[also known as "The Last Fierce Charge"]

    It was just before the last fierce charge,
    Two soldiers drew their rein,
    With a parting word and a touch of the hand,
    They never might meet again.

    One had light blue eyes and curly hair,
    Nineteen but a month ago, —
    There was red on his cheek and down on his chin
    He's only a boy you know.

    The other was tall, dark, stern, and proud,
    His fate in this world seem'd dim;
    But he only trusted the more to those
    Who were all in this world to him.

    They had been together in many a fight,
    And rode for many a mile;
    But never till now they had met the foe
    With a calm and hopeful smile.

    But now they gazed in each other's eyes
    With an awful ghastly loom;
    The tall dark one was the first to speak
    Saying "Charlie, mine hour is come.

    We'll both ride up yon hill together,
    But you must ride back alone.
    O promise a little trouble to take
    For me when I'm gone.

    I have a fair face on my breast,
    I'll wear it throughout the fight;
    With light blue eyes, and curly hair
    That shines like the morning light.

    Like the morning light she is to me,
    With her calm and her hopeful smile;
    Oh, little care I for the frowns of fate,
    For she promised to be my wife.

    I mind the day she said 'Good-bye',
    With a smile on her fair face;
    Oh, tell her tenderly where I fell,
    And where is my resting place."
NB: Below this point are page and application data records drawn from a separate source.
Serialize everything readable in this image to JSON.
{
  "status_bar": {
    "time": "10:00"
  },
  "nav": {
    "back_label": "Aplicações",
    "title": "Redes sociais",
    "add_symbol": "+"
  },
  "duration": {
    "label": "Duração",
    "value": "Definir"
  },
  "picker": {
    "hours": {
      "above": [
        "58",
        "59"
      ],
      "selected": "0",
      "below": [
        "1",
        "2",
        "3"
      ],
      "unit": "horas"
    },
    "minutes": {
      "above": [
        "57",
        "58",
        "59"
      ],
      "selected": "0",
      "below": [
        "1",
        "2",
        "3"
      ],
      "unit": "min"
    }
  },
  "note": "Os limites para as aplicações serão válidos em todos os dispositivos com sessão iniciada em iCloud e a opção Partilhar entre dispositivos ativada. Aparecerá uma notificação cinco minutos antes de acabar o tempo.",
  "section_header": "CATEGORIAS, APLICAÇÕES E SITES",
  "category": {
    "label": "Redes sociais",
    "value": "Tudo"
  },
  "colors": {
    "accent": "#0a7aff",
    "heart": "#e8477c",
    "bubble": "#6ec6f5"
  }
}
    Tears dimm'd the blue eyes of the boy
    His voice was low with pain.
    "I'll do your bidding, comrade mine,
    Should I ride back again.
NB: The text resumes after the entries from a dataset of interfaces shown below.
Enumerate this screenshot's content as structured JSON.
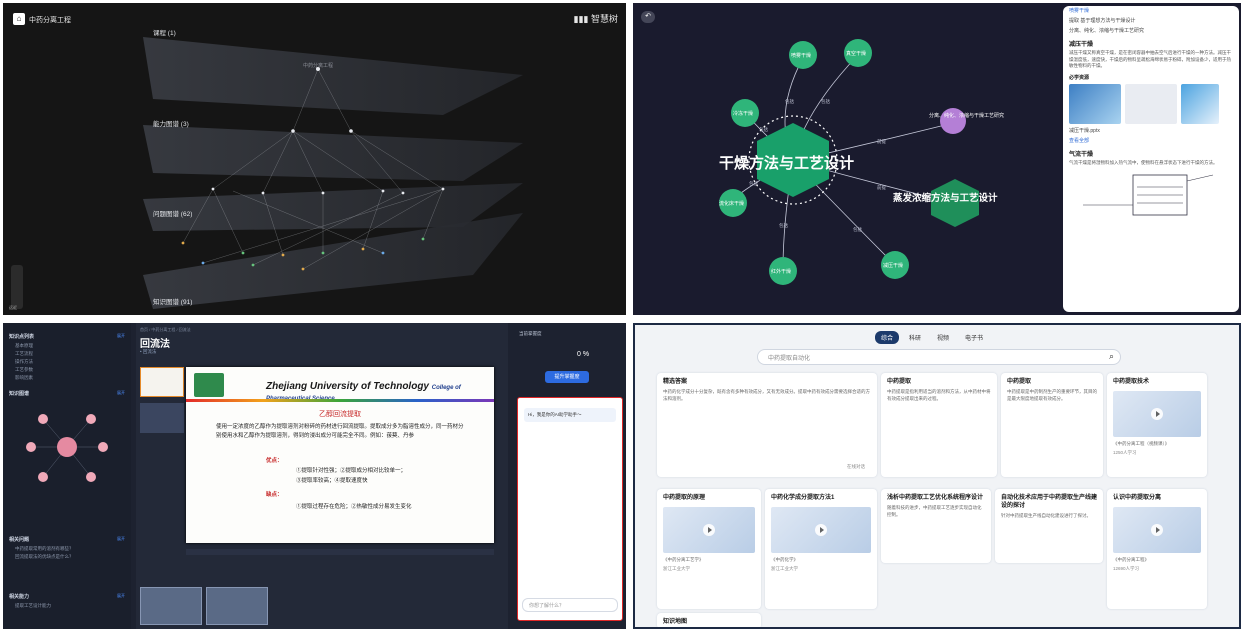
{
  "q1": {
    "title": "中药分离工程",
    "logo": "智慧树",
    "layers": [
      {
        "label": "课程 (1)"
      },
      {
        "label": "能力图谱 (3)"
      },
      {
        "label": "问题图谱 (62)"
      },
      {
        "label": "知识图谱 (91)"
      }
    ],
    "top_node": "中药分离工程",
    "zoom_label": "远近"
  },
  "q2": {
    "center": "干燥方法与工艺设计",
    "second": "蒸发浓缩方法与工艺设计",
    "nodes": [
      "喷雾干燥",
      "冷冻干燥",
      "真空干燥",
      "流化床干燥",
      "红外干燥",
      "减压干燥",
      "微波干燥"
    ],
    "purple_node": "分离、纯化、浓缩与干燥工艺研究",
    "edge_labels": [
      "包括",
      "包括",
      "包括",
      "包括",
      "包括",
      "包括",
      "包括",
      "前提",
      "前提"
    ],
    "side": {
      "top_item": "喷雾干燥",
      "rows": [
        "提取 基于理想方法与干燥设计",
        "分离、纯化、浓缩与干燥工艺研究"
      ],
      "h1": "减压干燥",
      "h1_text": "减压干燥又称真空干燥，是在密闭容器中抽去空气后进行干燥的一种方法。减压干燥温度低，速度快，干燥后的物料呈疏松海绵状易于粉碎，附加设备少，适用于热敏性物料的干燥。",
      "res_title": "必学资源",
      "res_file": "减压干燥.pptx",
      "link": "查看全部",
      "h2": "气流干燥",
      "h2_text": "气流干燥是将湿物料加入热气流中，使物料在悬浮状态下进行干燥的方法。"
    }
  },
  "q3": {
    "left_sections": [
      {
        "title": "知识点列表",
        "more": "展开",
        "items": [
          "基本原理",
          "工艺流程",
          "操作方法",
          "工艺参数",
          "影响因素"
        ]
      },
      {
        "title": "知识图谱",
        "more": "展开"
      },
      {
        "title": "相关问题",
        "more": "展开",
        "items": [
          "中药提取常用的溶剂有哪些？",
          "回流提取法的优缺点是什么？"
        ]
      },
      {
        "title": "相关能力",
        "more": "展开",
        "items": [
          "提取工艺设计能力"
        ]
      }
    ],
    "breadcrumb": "首页 / 中药分离工程 / 回流法",
    "title": "回流法",
    "subtitle": "• 回流法",
    "slide": {
      "school_en": "Zhejiang University of Technology",
      "college_en": "College of Pharmaceutical Science",
      "heading": "乙醇回流提取",
      "para": "使用一定浓度的乙醇作为提取溶剂对粉碎的药材进行回流提取。提取成分多为脂溶性成分，同一药材分别使用水和乙醇作为提取溶剂，得到的浸出成分可能完全不同。例如：菝葜、丹参",
      "pros_label": "优点：",
      "pros": [
        "①提取针对性强；②提取成分相对比较单一；",
        "③提取率较高；④提取速度快"
      ],
      "cons_label": "缺点：",
      "cons": [
        "①提取过程存在危险；②热敏性成分易发生变化"
      ]
    },
    "progress_label": "当前掌握度",
    "progress_value": "0 %",
    "mastery_button": "提升掌握度",
    "chat_greeting": "Hi，我是你的AI助学助手～",
    "chat_placeholder": "你想了解什么？"
  },
  "q4": {
    "tabs": [
      "综合",
      "科研",
      "视频",
      "电子书"
    ],
    "search_placeholder": "中药提取自动化",
    "cards": [
      {
        "title": "精选答案",
        "text": "中药的化学成分十分复杂，既有含有多种有效成分，又有无效成分。提取中药有效成分需要选择合适的方法和溶剂。",
        "meta": "在线对话"
      },
      {
        "title": "中药提取",
        "text": "中药提取是指利用适当的溶剂和方法，从中药材中将有效成分提取出来的过程。",
        "meta": ""
      },
      {
        "title": "中药提取",
        "text": "中药提取是中药制剂生产的重要环节，其目的是最大限度地提取有效成分。",
        "meta": ""
      },
      {
        "title": "中药提取技术",
        "text": "《中药分离工程（视频课）》",
        "meta": "1250人学习"
      },
      {
        "title": "中药提取的原理",
        "text": "《中药分离工艺学》",
        "meta": "浙江工业大学"
      },
      {
        "title": "中药化学成分提取方法1",
        "text": "《中药化学》",
        "meta": "浙江工业大学"
      },
      {
        "title": "浅析中药提取工艺优化系统程序设计",
        "text": "随着科技的进步，中药提取工艺逐步实现自动化控制。",
        "meta": ""
      },
      {
        "title": "自动化技术应用于中药提取生产线建设的探讨",
        "text": "针对中药提取生产线自动化建设进行了探讨。",
        "meta": ""
      },
      {
        "title": "认识中药提取分离",
        "text": "《中药分离工程》",
        "meta": "12690人学习"
      },
      {
        "title": "知识地图",
        "text": "",
        "meta": ""
      }
    ]
  },
  "colors": {
    "q2_node": "#2fb57a",
    "q2_center": "#19a06a",
    "q2_purple": "#b47fd6",
    "accent_blue": "#1c3a6b",
    "red": "#c72929"
  }
}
    But if you ride back and I am slain,
    You'll do as much for me;
    I have a mother beloved by all,
    Write to her tenderly.

    She was a mother beloved by all,
    Who had buried both husband and son;
    And I the last for her country's cause
    She cheer'd and sent me on.
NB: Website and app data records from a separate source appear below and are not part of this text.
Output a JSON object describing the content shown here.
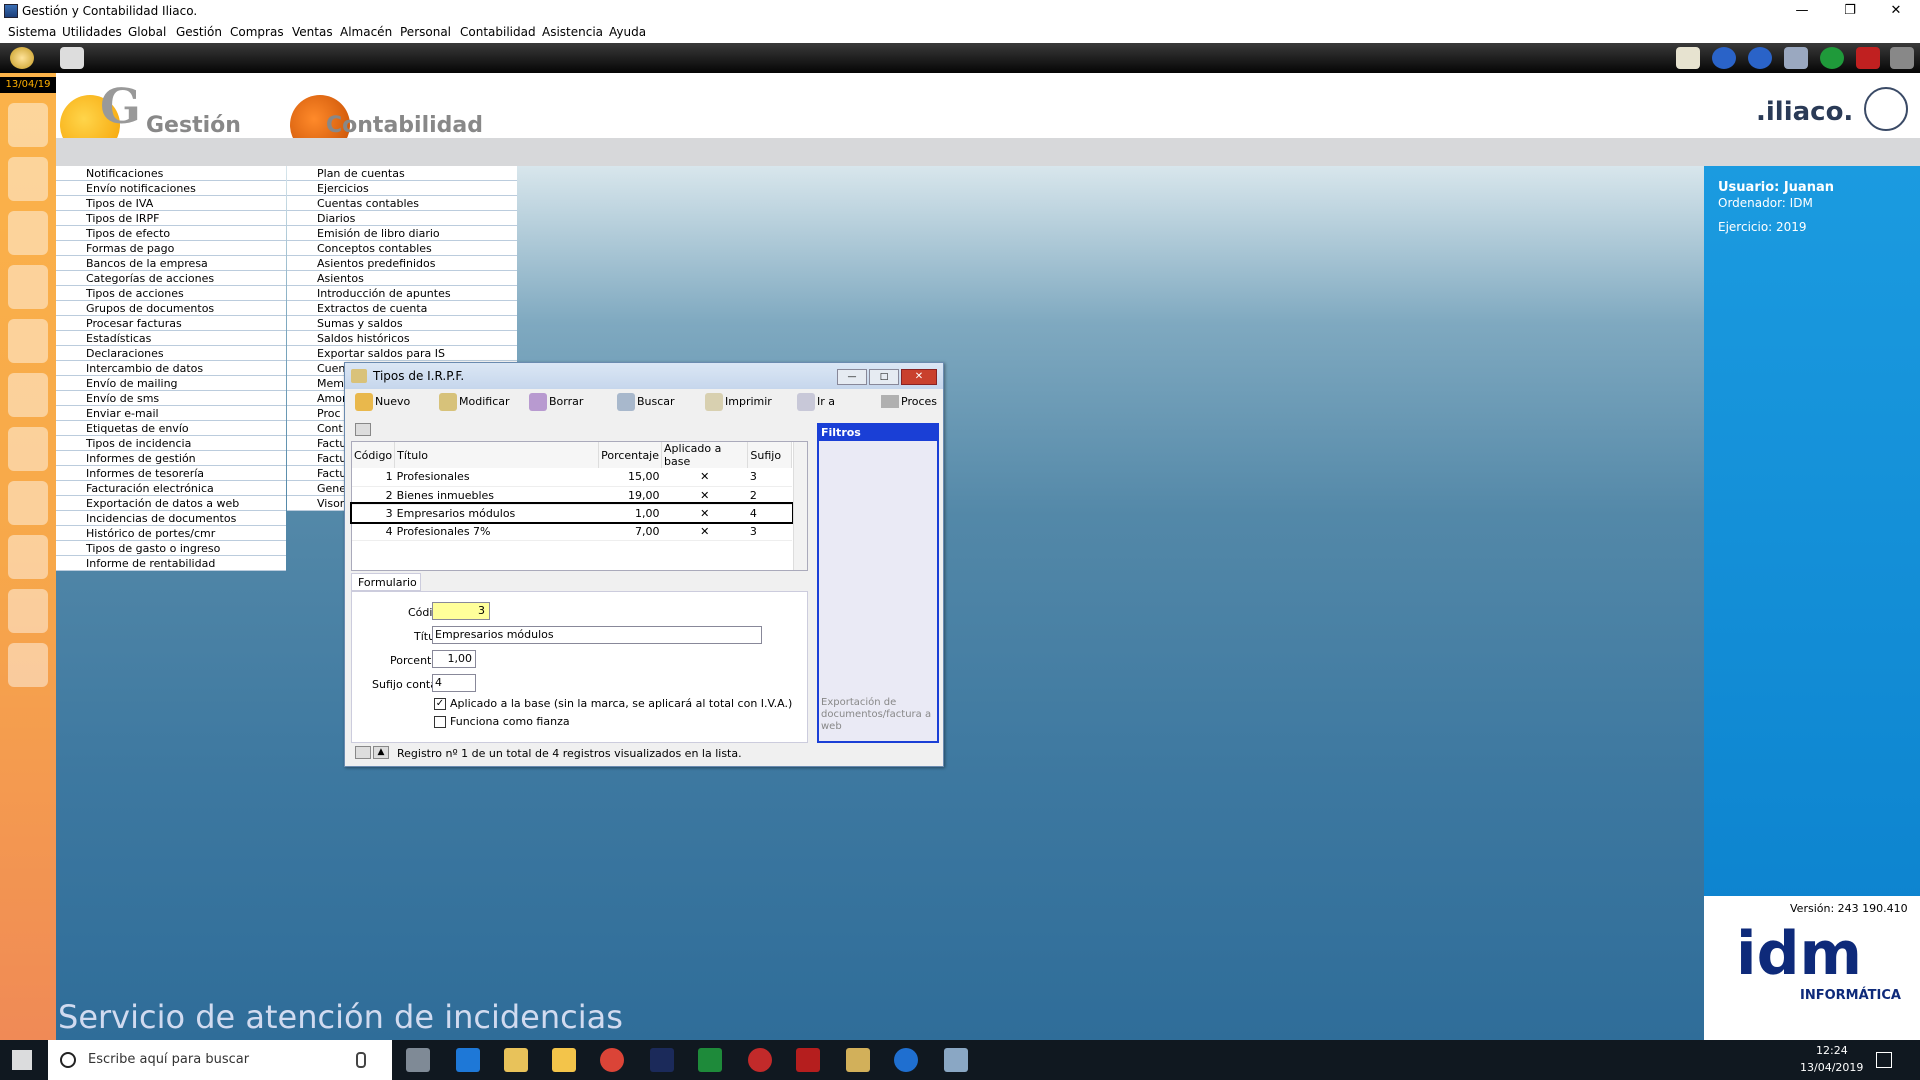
{
  "window": {
    "title": "Gestión y Contabilidad Iliaco.",
    "minimize": "—",
    "restore": "❐",
    "close": "✕"
  },
  "menu": [
    "Sistema",
    "Utilidades",
    "Global",
    "Gestión",
    "Compras",
    "Ventas",
    "Almacén",
    "Personal",
    "Contabilidad",
    "Asistencia",
    "Ayuda"
  ],
  "sidebar": {
    "date": "13/04/19"
  },
  "header": {
    "gestion_logo": "Gestión",
    "contabilidad_logo": "Contabilidad",
    "brand": ".iliaco."
  },
  "menu_col1": [
    "Notificaciones",
    "Envío notificaciones",
    "Tipos de IVA",
    "Tipos de IRPF",
    "Tipos de efecto",
    "Formas de pago",
    "Bancos de la empresa",
    "Categorías de acciones",
    "Tipos de acciones",
    "Grupos de documentos",
    "Procesar facturas",
    "Estadísticas",
    "Declaraciones",
    "Intercambio de datos",
    "Envío de mailing",
    "Envío de sms",
    "Enviar e-mail",
    "Etiquetas de envío",
    "Tipos de incidencia",
    "Informes de gestión",
    "Informes de tesorería",
    "Facturación electrónica",
    "Exportación de datos a web",
    "Incidencias de documentos",
    "Histórico de portes/cmr",
    "Tipos de gasto o ingreso",
    "Informe de rentabilidad"
  ],
  "menu_col2": [
    "Plan de cuentas",
    "Ejercicios",
    "Cuentas contables",
    "Diarios",
    "Emisión de libro diario",
    "Conceptos contables",
    "Asientos predefinidos",
    "Asientos",
    "Introducción de apuntes",
    "Extractos de cuenta",
    "Sumas y saldos",
    "Saldos históricos",
    "Exportar saldos para IS",
    "Cuen",
    "Mem",
    "Amor",
    "Proc",
    "Cont",
    "Factu",
    "Factu",
    "Factu",
    "Gene",
    "Visor"
  ],
  "right_panel": {
    "usuario": "Usuario: Juanan",
    "ordenador": "Ordenador: IDM",
    "ejercicio": "Ejercicio: 2019",
    "version": "Versión: 243 190.410",
    "idm": "idm",
    "informatica": "INFORMÁTICA"
  },
  "footer_text": "Servicio de atención de incidencias",
  "dialog": {
    "title": "Tipos de I.R.P.F.",
    "toolbar": [
      "Nuevo",
      "Modificar",
      "Borrar",
      "Buscar",
      "Imprimir",
      "Ir a",
      "Procesar"
    ],
    "columns": [
      "Código",
      "Título",
      "Porcentaje",
      "Aplicado a base",
      "Sufijo"
    ],
    "rows": [
      {
        "codigo": "1",
        "titulo": "Profesionales",
        "porcentaje": "15,00",
        "aplicado": "✕",
        "sufijo": "3"
      },
      {
        "codigo": "2",
        "titulo": "Bienes inmuebles",
        "porcentaje": "19,00",
        "aplicado": "✕",
        "sufijo": "2"
      },
      {
        "codigo": "3",
        "titulo": "Empresarios módulos",
        "porcentaje": "1,00",
        "aplicado": "✕",
        "sufijo": "4"
      },
      {
        "codigo": "4",
        "titulo": "Profesionales 7%",
        "porcentaje": "7,00",
        "aplicado": "✕",
        "sufijo": "3"
      }
    ],
    "filtros_title": "Filtros",
    "filtros_note": "Exportación de documentos/factura a web",
    "form_tab": "Formulario",
    "form": {
      "codigo_label": "Código",
      "codigo_value": "3",
      "titulo_label": "Título",
      "titulo_value": "Empresarios módulos",
      "porcentaje_label": "Porcentaje",
      "porcentaje_value": "1,00",
      "sufijo_label": "Sufijo contable",
      "sufijo_value": "4",
      "check1_label": "Aplicado a la base (sin la marca, se aplicará al total con I.V.A.)",
      "check2_label": "Funciona como fianza"
    },
    "status": "Registro nº 1 de un total de 4 registros visualizados en la lista."
  },
  "taskbar": {
    "search_placeholder": "Escribe aquí para buscar",
    "time": "12:24",
    "date": "13/04/2019"
  }
}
    And now she prays like a waiting saint,
    Her fair face wet with woe;
    Oh, when she hears that I am slain,
    Her heart will break I know."

    But now the trumpet sounds the charge,
    In an instant hand join'd hand,
    With a parting word and away they go, —
    A brave devoted band.

    There was none to tell that fair-hair'd girl
    The words her true-love said,
    And none to tell that waiting mother
    The news that her boy was dead.

    For among the number of the slain
    Was the boy with the curly hair;
    The tall dark man who rode by his side
    Lay dead beside him there.